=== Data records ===
++++++

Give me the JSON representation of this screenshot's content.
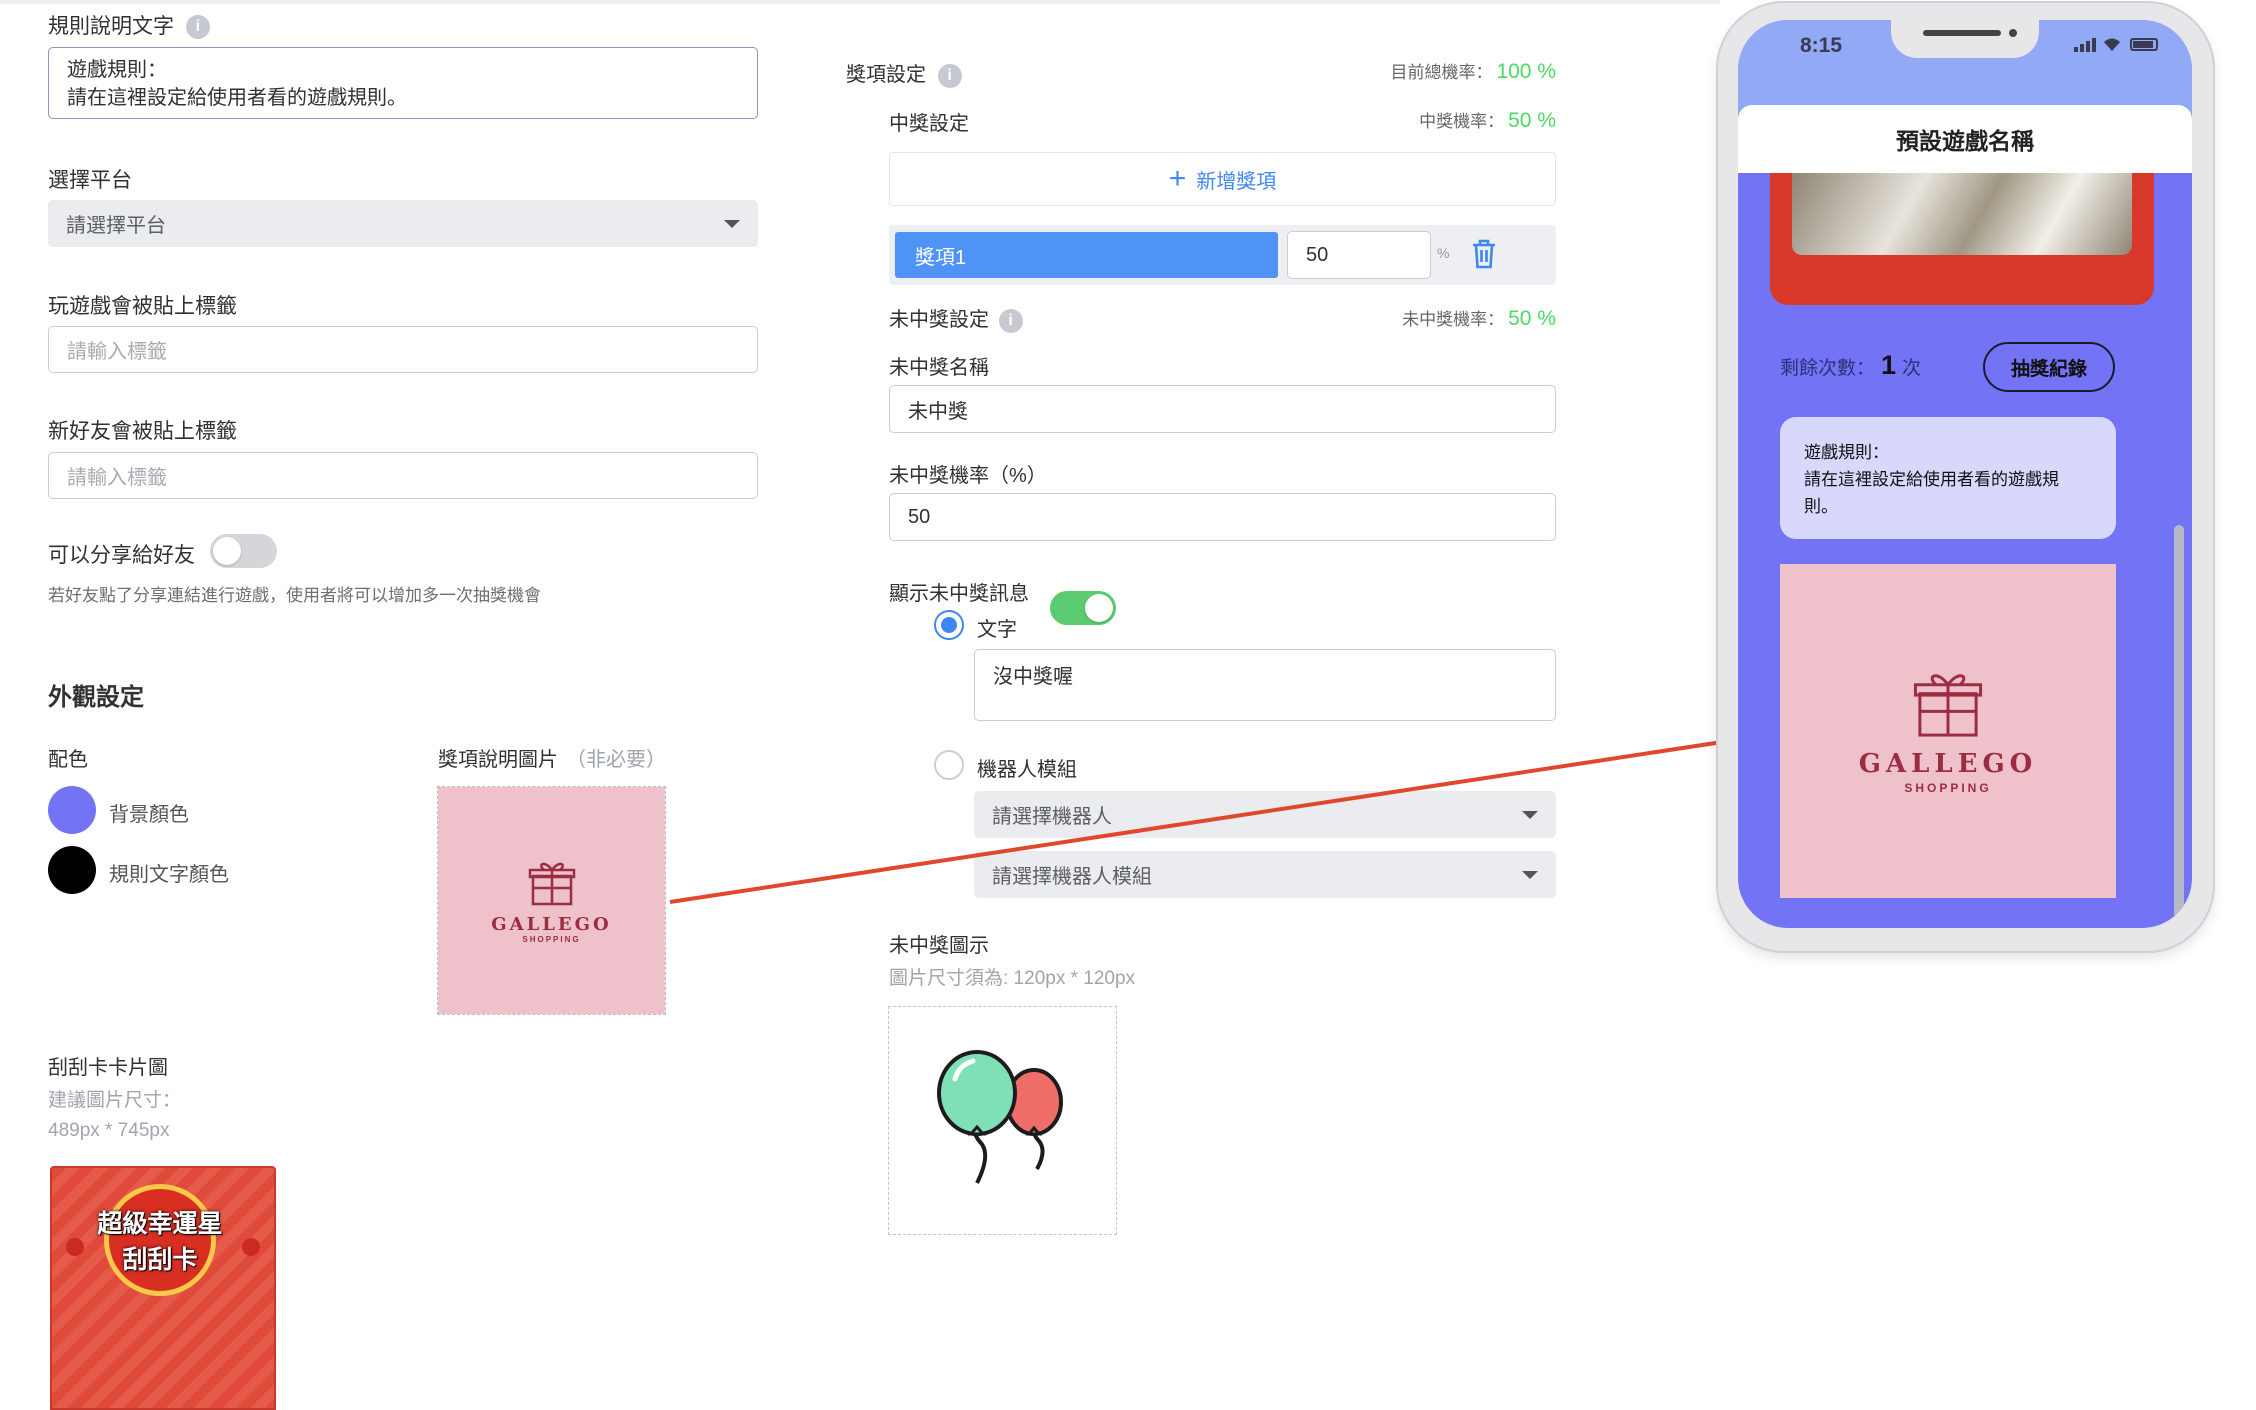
{
  "left": {
    "rules_label": "規則說明文字",
    "rules_line1": "遊戲規則：",
    "rules_line2": "請在這裡設定給使用者看的遊戲規則。",
    "platform_label": "選擇平台",
    "platform_placeholder": "請選擇平台",
    "play_tag_label": "玩遊戲會被貼上標籤",
    "play_tag_placeholder": "請輸入標籤",
    "friend_tag_label": "新好友會被貼上標籤",
    "friend_tag_placeholder": "請輸入標籤",
    "share_label": "可以分享給好友",
    "share_enabled": false,
    "share_hint": "若好友點了分享連結進行遊戲，使用者將可以增加多一次抽獎機會",
    "appearance_title": "外觀設定",
    "color_label": "配色",
    "bg_color_label": "背景顏色",
    "bg_color": "#7373f6",
    "rule_text_color_label": "規則文字顏色",
    "rule_text_color": "#000000",
    "prize_image_label": "獎項說明圖片",
    "prize_image_optional": "（非必要）",
    "scratch_label": "刮刮卡卡片圖",
    "scratch_hint1": "建議圖片尺寸：",
    "scratch_hint2": "489px * 745px",
    "scratch_card_line1": "超級幸運星",
    "scratch_card_line2": "刮刮卡"
  },
  "logo": {
    "name": "GALLEGO",
    "sub": "SHOPPING"
  },
  "mid": {
    "prize_settings_label": "獎項設定",
    "total_rate_label": "目前總機率：",
    "total_rate_value": "100 %",
    "win_settings_label": "中獎設定",
    "win_rate_label": "中獎機率：",
    "win_rate_value": "50 %",
    "add_prize_label": "新增獎項",
    "prize1_name": "獎項1",
    "prize1_value": "50",
    "percent": "%",
    "lose_settings_label": "未中獎設定",
    "lose_rate_label": "未中獎機率：",
    "lose_rate_value": "50 %",
    "lose_name_label": "未中獎名稱",
    "lose_name_value": "未中獎",
    "lose_rate_input_label": "未中獎機率（%）",
    "lose_rate_input_value": "50",
    "show_msg_label": "顯示未中獎訊息",
    "show_msg_enabled": true,
    "radio_text_label": "文字",
    "text_msg_value": "沒中獎喔",
    "radio_bot_label": "機器人模組",
    "bot_placeholder": "請選擇機器人",
    "bot_module_placeholder": "請選擇機器人模組",
    "lose_icon_label": "未中獎圖示",
    "lose_icon_hint": "圖片尺寸須為: 120px * 120px"
  },
  "phone": {
    "time": "8:15",
    "game_title": "預設遊戲名稱",
    "remaining_label": "剩餘次數：",
    "remaining_value": "1",
    "remaining_unit": "次",
    "history_button": "抽獎紀錄",
    "rules_line1": "遊戲規則：",
    "rules_line2": "請在這裡設定給使用者看的遊戲規",
    "rules_line3": "則。"
  }
}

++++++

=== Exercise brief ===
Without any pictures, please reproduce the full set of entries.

=== Response ===
Give me the JSON representation of this screenshot's content.
{
  "left": {
    "rules_label": "規則說明文字",
    "rules_line1": "遊戲規則：",
    "rules_line2": "請在這裡設定給使用者看的遊戲規則。",
    "platform_label": "選擇平台",
    "platform_placeholder": "請選擇平台",
    "play_tag_label": "玩遊戲會被貼上標籤",
    "play_tag_placeholder": "請輸入標籤",
    "friend_tag_label": "新好友會被貼上標籤",
    "friend_tag_placeholder": "請輸入標籤",
    "share_label": "可以分享給好友",
    "share_enabled": false,
    "share_hint": "若好友點了分享連結進行遊戲，使用者將可以增加多一次抽獎機會",
    "appearance_title": "外觀設定",
    "color_label": "配色",
    "bg_color_label": "背景顏色",
    "bg_color": "#7373f6",
    "rule_text_color_label": "規則文字顏色",
    "rule_text_color": "#000000",
    "prize_image_label": "獎項說明圖片",
    "prize_image_optional": "（非必要）",
    "scratch_label": "刮刮卡卡片圖",
    "scratch_hint1": "建議圖片尺寸：",
    "scratch_hint2": "489px * 745px",
    "scratch_card_line1": "超級幸運星",
    "scratch_card_line2": "刮刮卡"
  },
  "logo": {
    "name": "GALLEGO",
    "sub": "SHOPPING"
  },
  "mid": {
    "prize_settings_label": "獎項設定",
    "total_rate_label": "目前總機率：",
    "total_rate_value": "100 %",
    "win_settings_label": "中獎設定",
    "win_rate_label": "中獎機率：",
    "win_rate_value": "50 %",
    "add_prize_label": "新增獎項",
    "prize1_name": "獎項1",
    "prize1_value": "50",
    "percent": "%",
    "lose_settings_label": "未中獎設定",
    "lose_rate_label": "未中獎機率：",
    "lose_rate_value": "50 %",
    "lose_name_label": "未中獎名稱",
    "lose_name_value": "未中獎",
    "lose_rate_input_label": "未中獎機率（%）",
    "lose_rate_input_value": "50",
    "show_msg_label": "顯示未中獎訊息",
    "show_msg_enabled": true,
    "radio_text_label": "文字",
    "text_msg_value": "沒中獎喔",
    "radio_bot_label": "機器人模組",
    "bot_placeholder": "請選擇機器人",
    "bot_module_placeholder": "請選擇機器人模組",
    "lose_icon_label": "未中獎圖示",
    "lose_icon_hint": "圖片尺寸須為: 120px * 120px"
  },
  "phone": {
    "time": "8:15",
    "game_title": "預設遊戲名稱",
    "remaining_label": "剩餘次數：",
    "remaining_value": "1",
    "remaining_unit": "次",
    "history_button": "抽獎紀錄",
    "rules_line1": "遊戲規則：",
    "rules_line2": "請在這裡設定給使用者看的遊戲規",
    "rules_line3": "則。"
  }
}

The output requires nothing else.